__Entries from a dataset of interfaces__
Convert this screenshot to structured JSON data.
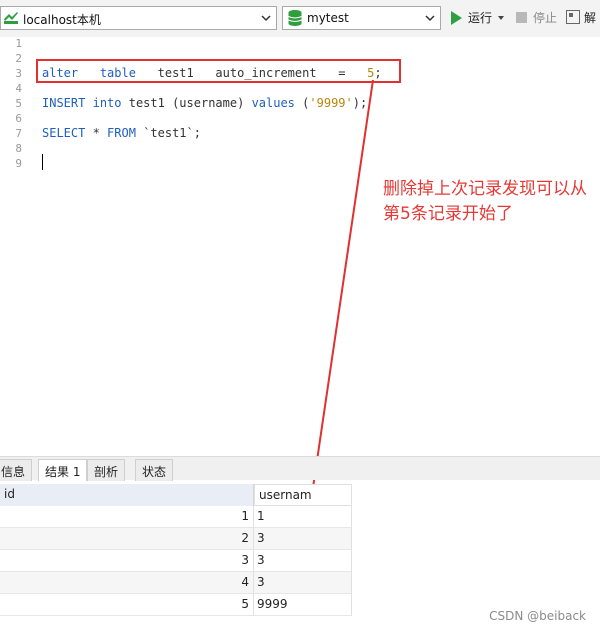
{
  "toolbar": {
    "connection": "localhost本机",
    "database": "mytest",
    "run_label": "运行",
    "stop_label": "停止",
    "explain_label": "解"
  },
  "editor": {
    "line_numbers": [
      "1",
      "2",
      "3",
      "4",
      "5",
      "6",
      "7",
      "8",
      "9"
    ],
    "lines": {
      "line3": {
        "kw1": "alter",
        "kw2": "table",
        "rest": "test1   auto_increment   =   ",
        "num": "5",
        "end": ";"
      },
      "line5": {
        "kw1": "INSERT",
        "kw2": "into",
        "mid": "test1 (username)",
        "kw3": "values",
        "open": "(",
        "str": "'9999'",
        "close": ");"
      },
      "line7": {
        "kw1": "SELECT",
        "mid": "* ",
        "kw2": "FROM",
        "rest": "`test1`;"
      }
    }
  },
  "annotation": {
    "text": "删除掉上次记录发现可以从第5条记录开始了",
    "color": "#e53935"
  },
  "result_tabs": [
    {
      "label": "信息"
    },
    {
      "label": "结果 1"
    },
    {
      "label": "剖析"
    },
    {
      "label": "状态"
    }
  ],
  "grid": {
    "columns": [
      "id",
      "usernam"
    ],
    "rows": [
      {
        "id": "1",
        "username": "1"
      },
      {
        "id": "2",
        "username": "3"
      },
      {
        "id": "3",
        "username": "3"
      },
      {
        "id": "4",
        "username": "3"
      },
      {
        "id": "5",
        "username": "9999"
      }
    ]
  },
  "watermark": "CSDN @beiback"
}
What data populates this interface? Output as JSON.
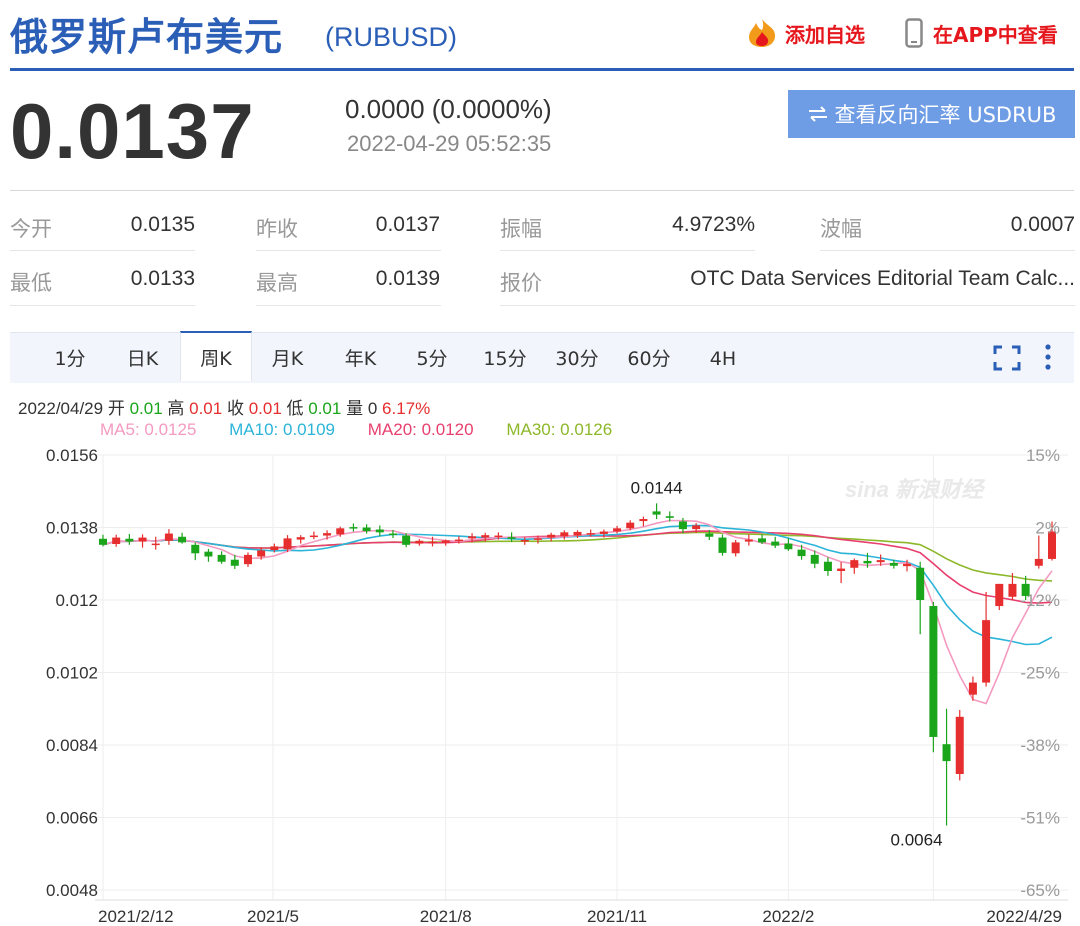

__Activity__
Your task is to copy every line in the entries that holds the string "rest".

__The completed task__
        "rest": "test1   auto_increment   =   ",
        "rest": "`test1`;"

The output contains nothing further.